:: Work required ::
Return every record exactly as it appears. Leave nothing out.
----
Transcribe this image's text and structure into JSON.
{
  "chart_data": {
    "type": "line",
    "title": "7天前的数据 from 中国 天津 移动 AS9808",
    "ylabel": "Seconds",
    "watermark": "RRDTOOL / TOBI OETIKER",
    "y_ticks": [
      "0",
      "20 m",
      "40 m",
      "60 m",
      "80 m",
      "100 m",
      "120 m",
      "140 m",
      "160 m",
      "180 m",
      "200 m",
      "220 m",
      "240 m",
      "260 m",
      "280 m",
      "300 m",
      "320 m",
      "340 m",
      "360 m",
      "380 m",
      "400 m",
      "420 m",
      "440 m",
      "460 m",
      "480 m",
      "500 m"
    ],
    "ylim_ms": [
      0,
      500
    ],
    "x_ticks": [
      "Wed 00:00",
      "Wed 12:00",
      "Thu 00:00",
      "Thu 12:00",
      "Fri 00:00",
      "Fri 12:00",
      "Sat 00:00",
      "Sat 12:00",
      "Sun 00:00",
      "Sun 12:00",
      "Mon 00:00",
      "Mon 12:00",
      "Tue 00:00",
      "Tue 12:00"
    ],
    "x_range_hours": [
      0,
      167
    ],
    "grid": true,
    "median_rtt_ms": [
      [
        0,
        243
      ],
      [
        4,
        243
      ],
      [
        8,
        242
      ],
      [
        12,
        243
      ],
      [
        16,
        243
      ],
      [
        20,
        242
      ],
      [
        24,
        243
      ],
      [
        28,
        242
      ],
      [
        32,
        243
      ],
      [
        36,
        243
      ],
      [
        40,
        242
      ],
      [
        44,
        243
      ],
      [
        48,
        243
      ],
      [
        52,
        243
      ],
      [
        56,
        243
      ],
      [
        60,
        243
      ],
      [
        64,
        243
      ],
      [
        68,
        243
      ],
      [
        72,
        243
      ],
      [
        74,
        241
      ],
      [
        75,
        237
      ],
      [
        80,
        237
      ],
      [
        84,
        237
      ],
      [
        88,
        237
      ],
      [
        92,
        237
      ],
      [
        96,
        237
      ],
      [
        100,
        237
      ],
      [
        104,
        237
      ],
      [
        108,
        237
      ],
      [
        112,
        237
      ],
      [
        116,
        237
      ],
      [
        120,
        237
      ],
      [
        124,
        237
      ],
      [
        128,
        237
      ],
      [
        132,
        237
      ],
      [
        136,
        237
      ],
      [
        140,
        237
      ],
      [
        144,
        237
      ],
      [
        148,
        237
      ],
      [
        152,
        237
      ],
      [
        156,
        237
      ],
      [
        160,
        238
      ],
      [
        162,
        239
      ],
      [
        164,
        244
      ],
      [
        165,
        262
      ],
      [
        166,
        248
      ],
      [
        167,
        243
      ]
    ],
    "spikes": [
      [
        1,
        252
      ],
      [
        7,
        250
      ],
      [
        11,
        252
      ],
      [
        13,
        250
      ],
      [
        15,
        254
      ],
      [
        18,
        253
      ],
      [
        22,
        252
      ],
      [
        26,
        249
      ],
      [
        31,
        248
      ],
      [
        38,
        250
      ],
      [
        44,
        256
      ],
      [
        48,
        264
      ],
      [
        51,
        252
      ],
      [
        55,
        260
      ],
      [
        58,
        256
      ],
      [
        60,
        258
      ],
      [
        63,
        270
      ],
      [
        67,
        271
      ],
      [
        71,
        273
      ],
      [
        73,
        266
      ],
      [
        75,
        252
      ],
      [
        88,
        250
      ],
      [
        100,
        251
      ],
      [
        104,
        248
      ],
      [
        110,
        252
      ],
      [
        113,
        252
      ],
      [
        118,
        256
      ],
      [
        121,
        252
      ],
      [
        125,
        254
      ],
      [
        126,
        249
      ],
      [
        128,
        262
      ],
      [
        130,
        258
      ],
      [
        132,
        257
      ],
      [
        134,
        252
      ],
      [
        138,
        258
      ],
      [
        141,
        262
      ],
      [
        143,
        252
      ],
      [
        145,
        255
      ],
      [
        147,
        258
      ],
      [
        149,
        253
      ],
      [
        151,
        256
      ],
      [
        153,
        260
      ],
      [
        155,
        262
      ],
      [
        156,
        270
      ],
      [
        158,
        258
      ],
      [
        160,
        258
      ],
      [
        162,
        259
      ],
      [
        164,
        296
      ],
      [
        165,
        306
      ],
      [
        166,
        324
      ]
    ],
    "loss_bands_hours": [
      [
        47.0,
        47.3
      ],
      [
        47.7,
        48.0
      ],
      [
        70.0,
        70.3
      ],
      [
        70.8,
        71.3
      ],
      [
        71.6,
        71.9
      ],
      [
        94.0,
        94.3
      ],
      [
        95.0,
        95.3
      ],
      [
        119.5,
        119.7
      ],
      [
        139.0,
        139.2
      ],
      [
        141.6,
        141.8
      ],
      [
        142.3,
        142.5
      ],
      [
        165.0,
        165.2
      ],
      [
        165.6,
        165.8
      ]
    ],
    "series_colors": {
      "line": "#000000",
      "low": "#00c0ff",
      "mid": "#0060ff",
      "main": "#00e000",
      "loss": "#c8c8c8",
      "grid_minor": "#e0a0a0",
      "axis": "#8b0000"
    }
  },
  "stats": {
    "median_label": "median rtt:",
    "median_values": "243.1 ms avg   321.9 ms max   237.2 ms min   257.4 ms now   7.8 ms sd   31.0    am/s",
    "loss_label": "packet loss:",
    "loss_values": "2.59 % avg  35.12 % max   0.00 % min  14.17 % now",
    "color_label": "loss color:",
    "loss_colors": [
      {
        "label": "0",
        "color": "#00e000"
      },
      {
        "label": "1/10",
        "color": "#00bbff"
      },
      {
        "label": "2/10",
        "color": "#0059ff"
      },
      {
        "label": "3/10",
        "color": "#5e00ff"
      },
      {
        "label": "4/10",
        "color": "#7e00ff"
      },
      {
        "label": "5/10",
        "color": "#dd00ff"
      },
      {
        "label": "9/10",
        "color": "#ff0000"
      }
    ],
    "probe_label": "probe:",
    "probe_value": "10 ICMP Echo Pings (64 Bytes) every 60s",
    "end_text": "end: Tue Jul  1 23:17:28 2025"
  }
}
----
:: Task result ::
Transcribe this image's text and structure into JSON.
{
  "chart_data": {
    "type": "line",
    "title": "7天前的数据 from 中国 天津 移动 AS9808",
    "ylabel": "Seconds",
    "watermark": "RRDTOOL / TOBI OETIKER",
    "y_ticks": [
      "0",
      "20 m",
      "40 m",
      "60 m",
      "80 m",
      "100 m",
      "120 m",
      "140 m",
      "160 m",
      "180 m",
      "200 m",
      "220 m",
      "240 m",
      "260 m",
      "280 m",
      "300 m",
      "320 m",
      "340 m",
      "360 m",
      "380 m",
      "400 m",
      "420 m",
      "440 m",
      "460 m",
      "480 m",
      "500 m"
    ],
    "ylim_ms": [
      0,
      500
    ],
    "x_ticks": [
      "Wed 00:00",
      "Wed 12:00",
      "Thu 00:00",
      "Thu 12:00",
      "Fri 00:00",
      "Fri 12:00",
      "Sat 00:00",
      "Sat 12:00",
      "Sun 00:00",
      "Sun 12:00",
      "Mon 00:00",
      "Mon 12:00",
      "Tue 00:00",
      "Tue 12:00"
    ],
    "x_range_hours": [
      0,
      167
    ],
    "grid": true,
    "median_rtt_ms": [
      [
        0,
        243
      ],
      [
        4,
        243
      ],
      [
        8,
        242
      ],
      [
        12,
        243
      ],
      [
        16,
        243
      ],
      [
        20,
        242
      ],
      [
        24,
        243
      ],
      [
        28,
        242
      ],
      [
        32,
        243
      ],
      [
        36,
        243
      ],
      [
        40,
        242
      ],
      [
        44,
        243
      ],
      [
        48,
        243
      ],
      [
        52,
        243
      ],
      [
        56,
        243
      ],
      [
        60,
        243
      ],
      [
        64,
        243
      ],
      [
        68,
        243
      ],
      [
        72,
        243
      ],
      [
        74,
        241
      ],
      [
        75,
        237
      ],
      [
        80,
        237
      ],
      [
        84,
        237
      ],
      [
        88,
        237
      ],
      [
        92,
        237
      ],
      [
        96,
        237
      ],
      [
        100,
        237
      ],
      [
        104,
        237
      ],
      [
        108,
        237
      ],
      [
        112,
        237
      ],
      [
        116,
        237
      ],
      [
        120,
        237
      ],
      [
        124,
        237
      ],
      [
        128,
        237
      ],
      [
        132,
        237
      ],
      [
        136,
        237
      ],
      [
        140,
        237
      ],
      [
        144,
        237
      ],
      [
        148,
        237
      ],
      [
        152,
        237
      ],
      [
        156,
        237
      ],
      [
        160,
        238
      ],
      [
        162,
        239
      ],
      [
        164,
        244
      ],
      [
        165,
        262
      ],
      [
        166,
        248
      ],
      [
        167,
        243
      ]
    ],
    "spikes": [
      [
        1,
        252
      ],
      [
        7,
        250
      ],
      [
        11,
        252
      ],
      [
        13,
        250
      ],
      [
        15,
        254
      ],
      [
        18,
        253
      ],
      [
        22,
        252
      ],
      [
        26,
        249
      ],
      [
        31,
        248
      ],
      [
        38,
        250
      ],
      [
        44,
        256
      ],
      [
        48,
        264
      ],
      [
        51,
        252
      ],
      [
        55,
        260
      ],
      [
        58,
        256
      ],
      [
        60,
        258
      ],
      [
        63,
        270
      ],
      [
        67,
        271
      ],
      [
        71,
        273
      ],
      [
        73,
        266
      ],
      [
        75,
        252
      ],
      [
        88,
        250
      ],
      [
        100,
        251
      ],
      [
        104,
        248
      ],
      [
        110,
        252
      ],
      [
        113,
        252
      ],
      [
        118,
        256
      ],
      [
        121,
        252
      ],
      [
        125,
        254
      ],
      [
        126,
        249
      ],
      [
        128,
        262
      ],
      [
        130,
        258
      ],
      [
        132,
        257
      ],
      [
        134,
        252
      ],
      [
        138,
        258
      ],
      [
        141,
        262
      ],
      [
        143,
        252
      ],
      [
        145,
        255
      ],
      [
        147,
        258
      ],
      [
        149,
        253
      ],
      [
        151,
        256
      ],
      [
        153,
        260
      ],
      [
        155,
        262
      ],
      [
        156,
        270
      ],
      [
        158,
        258
      ],
      [
        160,
        258
      ],
      [
        162,
        259
      ],
      [
        164,
        296
      ],
      [
        165,
        306
      ],
      [
        166,
        324
      ]
    ],
    "loss_bands_hours": [
      [
        47.0,
        47.3
      ],
      [
        47.7,
        48.0
      ],
      [
        70.0,
        70.3
      ],
      [
        70.8,
        71.3
      ],
      [
        71.6,
        71.9
      ],
      [
        94.0,
        94.3
      ],
      [
        95.0,
        95.3
      ],
      [
        119.5,
        119.7
      ],
      [
        139.0,
        139.2
      ],
      [
        141.6,
        141.8
      ],
      [
        142.3,
        142.5
      ],
      [
        165.0,
        165.2
      ],
      [
        165.6,
        165.8
      ]
    ],
    "series_colors": {
      "line": "#000000",
      "low": "#00c0ff",
      "mid": "#0060ff",
      "main": "#00e000",
      "loss": "#c8c8c8",
      "grid_minor": "#e0a0a0",
      "axis": "#8b0000"
    }
  },
  "stats": {
    "median_label": "median rtt:",
    "median_values": "243.1 ms avg   321.9 ms max   237.2 ms min   257.4 ms now   7.8 ms sd   31.0    am/s",
    "loss_label": "packet loss:",
    "loss_values": "2.59 % avg  35.12 % max   0.00 % min  14.17 % now",
    "color_label": "loss color:",
    "loss_colors": [
      {
        "label": "0",
        "color": "#00e000"
      },
      {
        "label": "1/10",
        "color": "#00bbff"
      },
      {
        "label": "2/10",
        "color": "#0059ff"
      },
      {
        "label": "3/10",
        "color": "#5e00ff"
      },
      {
        "label": "4/10",
        "color": "#7e00ff"
      },
      {
        "label": "5/10",
        "color": "#dd00ff"
      },
      {
        "label": "9/10",
        "color": "#ff0000"
      }
    ],
    "probe_label": "probe:",
    "probe_value": "10 ICMP Echo Pings (64 Bytes) every 60s",
    "end_text": "end: Tue Jul  1 23:17:28 2025"
  }
}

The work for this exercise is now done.